Mitchell v. Robert DeMario Jewelry, Inc.Annotate this Case
361 U.S. 288 (1960)
U.S. Supreme Court
Mitchell v. Robert DeMario Jewelry, Inc., 361 U.S. 288 (1960)
Mitchell v. Robert DeMario Jewelry, Inc.
Argued November 16, 1959
Decided January 18, 1960
361 U.S. 288
In an action by the Secretary of Labor under § 17 of the Fair Labor Standards Act of 1938, as amended, to restrain violations of § 15(a)(3), a district court has jurisdiction to order an employer to reimburse employees unlawfully discharged or otherwise discriminated against for wages lost because of that discharge or discrimination. Pp. 361 U. S. 289-296.
(a) The jurisdiction conferred by § 17 is not to be narrowly construed as including only the powers expressly conferred or necessarily implied from its language. The jurisdiction is equitable, and includes the power to provide complete relief in the light of the statutory purpose. Pp. 361 U. S. 290-292.
(b) By the proscription of retaliatory acts set forth in § 15(a)(3) and its enforcement in equity by the Secretary under § 17, Congress sought to foster a climate in which compliance with the Act would be enhanced.
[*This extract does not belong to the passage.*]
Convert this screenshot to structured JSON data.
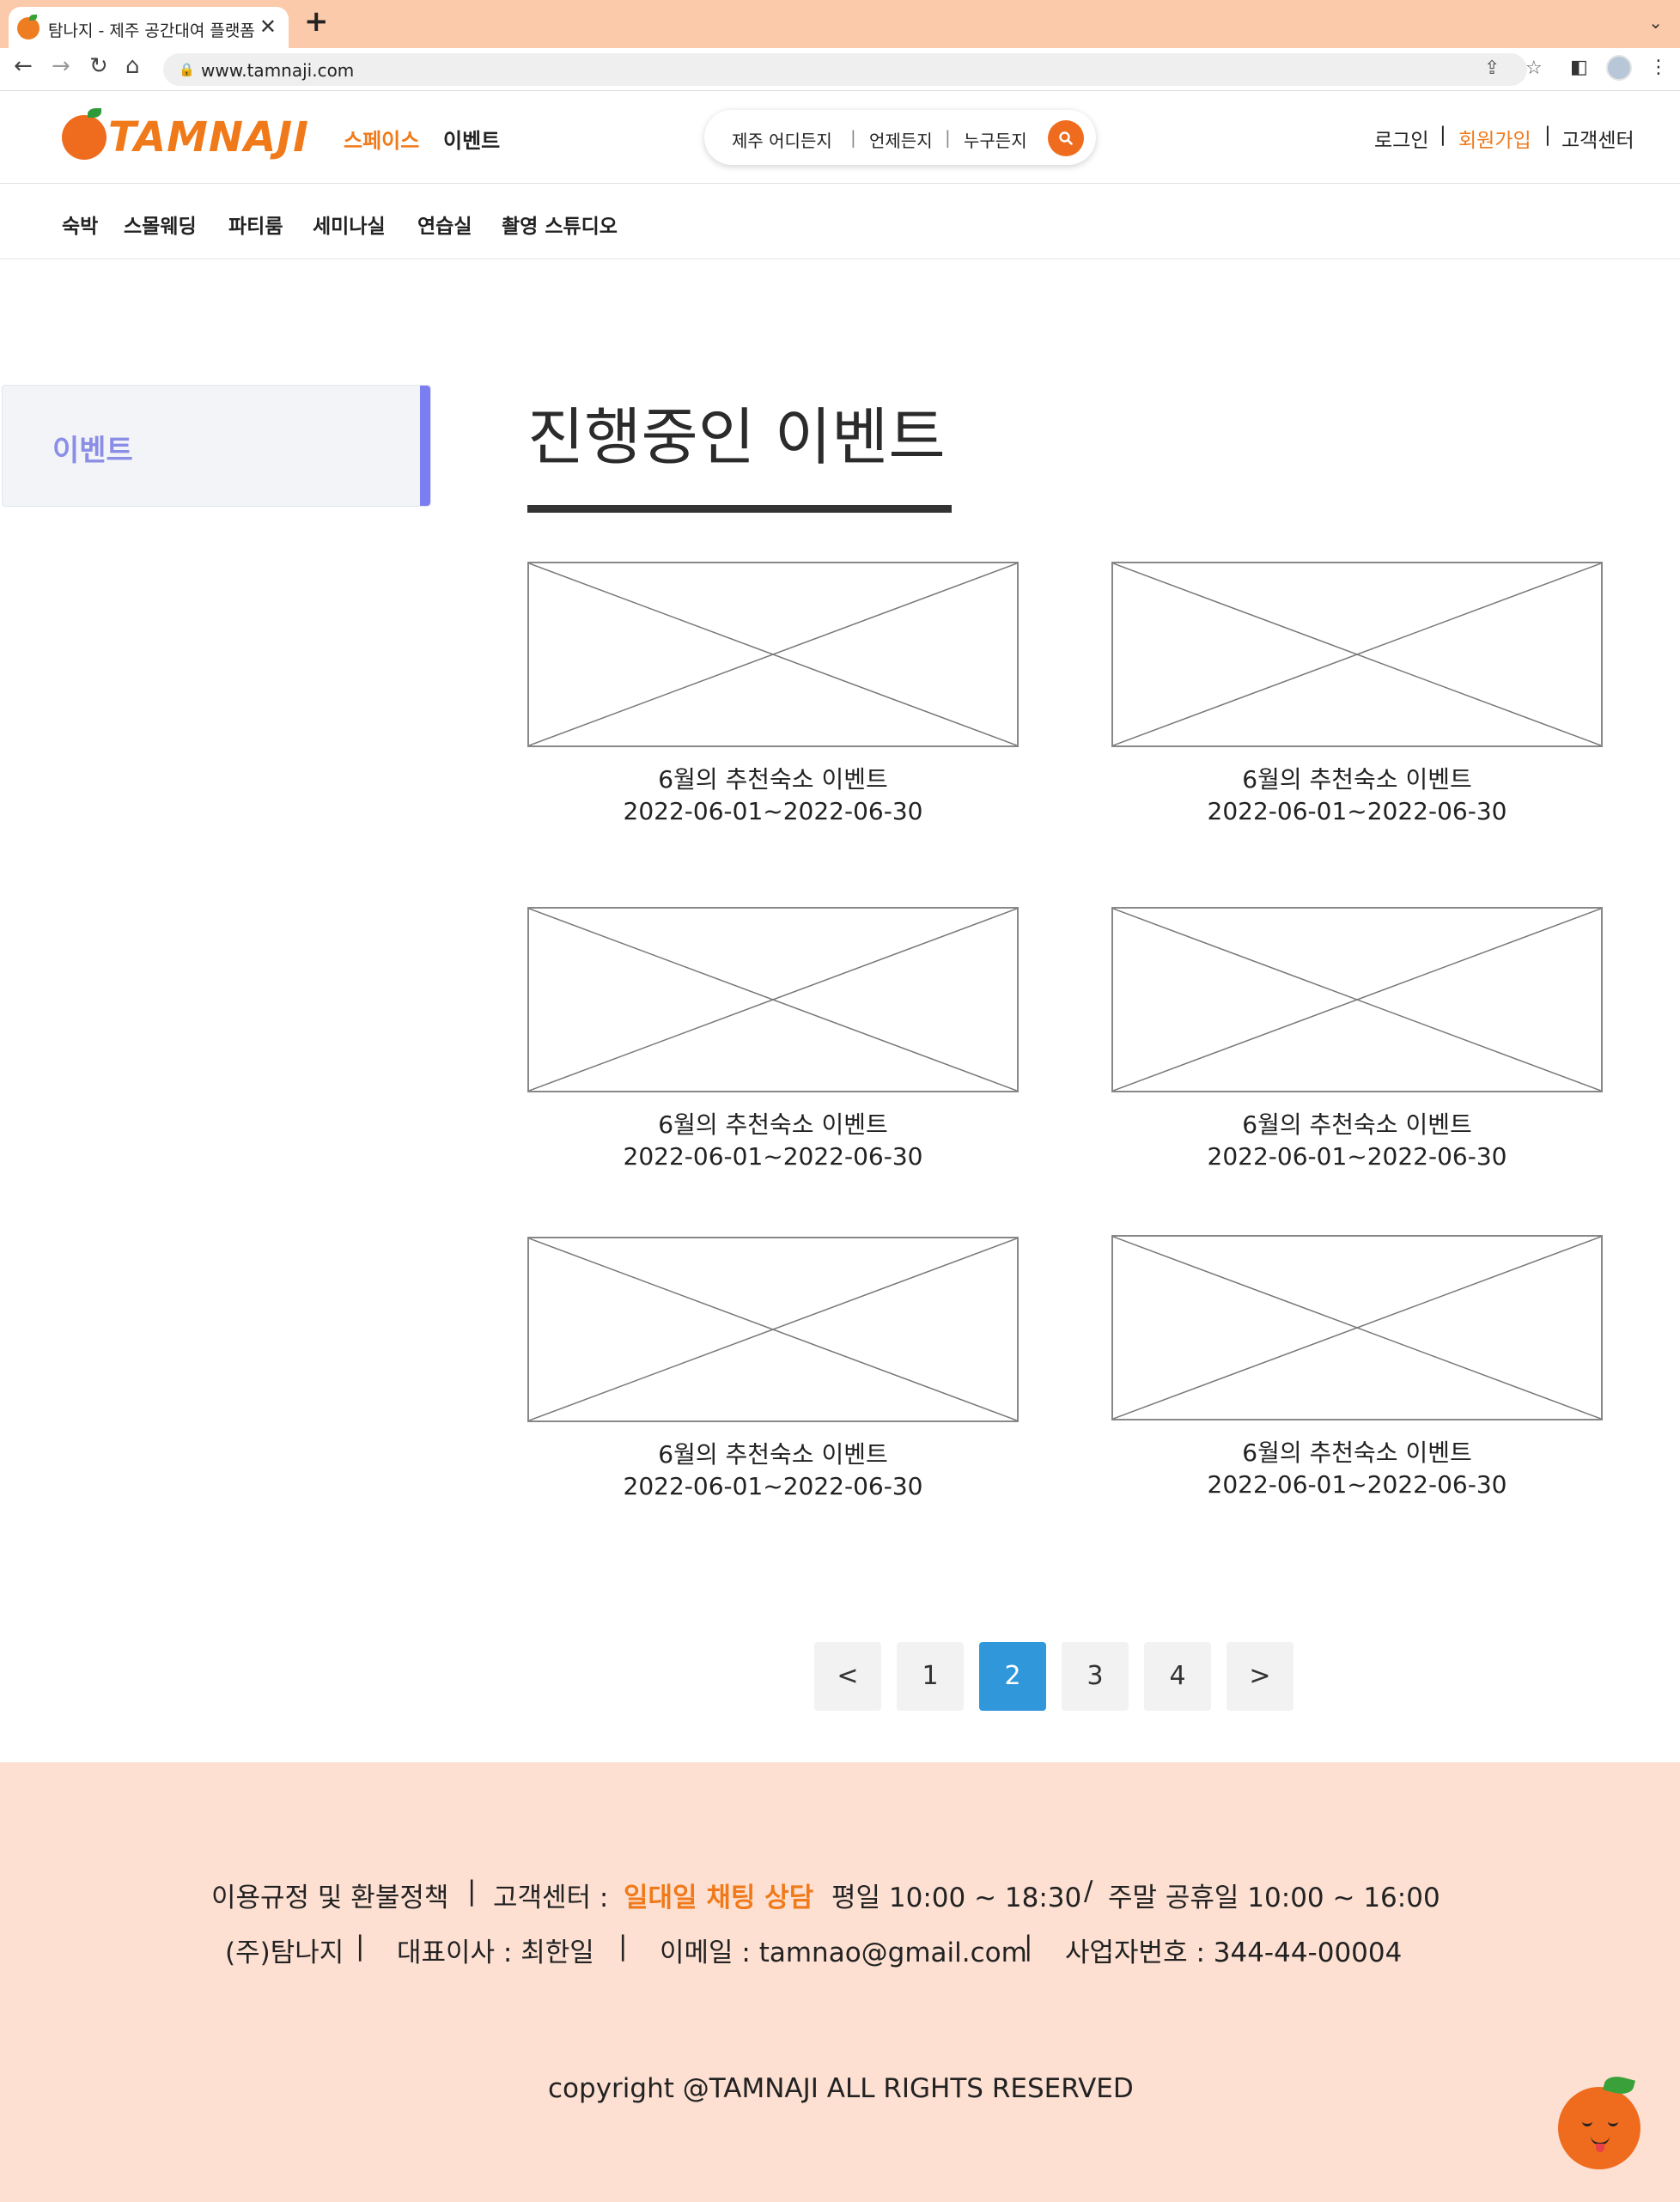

P. 361 U. S. 292.
(c) The Act should not be construed as enabling employees to resort to statutory remedies to obtain restitution of partial deficiencies in wages due for past work, only at the risk of irremediable loss of entire pay for an unpredictable future period. Pp. 361 U. S. 292-293.
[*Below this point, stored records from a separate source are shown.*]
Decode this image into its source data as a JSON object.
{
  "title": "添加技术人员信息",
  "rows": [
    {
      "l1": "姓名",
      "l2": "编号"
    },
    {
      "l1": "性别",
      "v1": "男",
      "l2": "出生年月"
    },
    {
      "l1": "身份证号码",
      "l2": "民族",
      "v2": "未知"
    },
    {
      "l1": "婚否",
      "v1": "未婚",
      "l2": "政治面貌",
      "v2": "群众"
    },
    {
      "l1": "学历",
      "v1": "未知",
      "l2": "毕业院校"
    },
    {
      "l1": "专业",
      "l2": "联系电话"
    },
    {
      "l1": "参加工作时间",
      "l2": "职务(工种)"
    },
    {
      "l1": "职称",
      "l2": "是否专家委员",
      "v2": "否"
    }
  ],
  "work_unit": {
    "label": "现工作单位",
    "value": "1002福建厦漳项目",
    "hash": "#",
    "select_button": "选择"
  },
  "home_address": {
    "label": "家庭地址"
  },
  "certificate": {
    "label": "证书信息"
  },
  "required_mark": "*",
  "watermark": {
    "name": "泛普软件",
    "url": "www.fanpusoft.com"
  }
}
(d) The proviso added to § 17 by the 1949 amendment, which disabled courts in actions under § 17 from awarding "unpaid minimum wages or unpaid overtime compensation or an additional equal amount as liquidated damages," was not intended to apply to reimbursement of lost wages incident to wrongful discharge. Pp. 361 U. S. 293-296.
260 F.2d 929 reversed.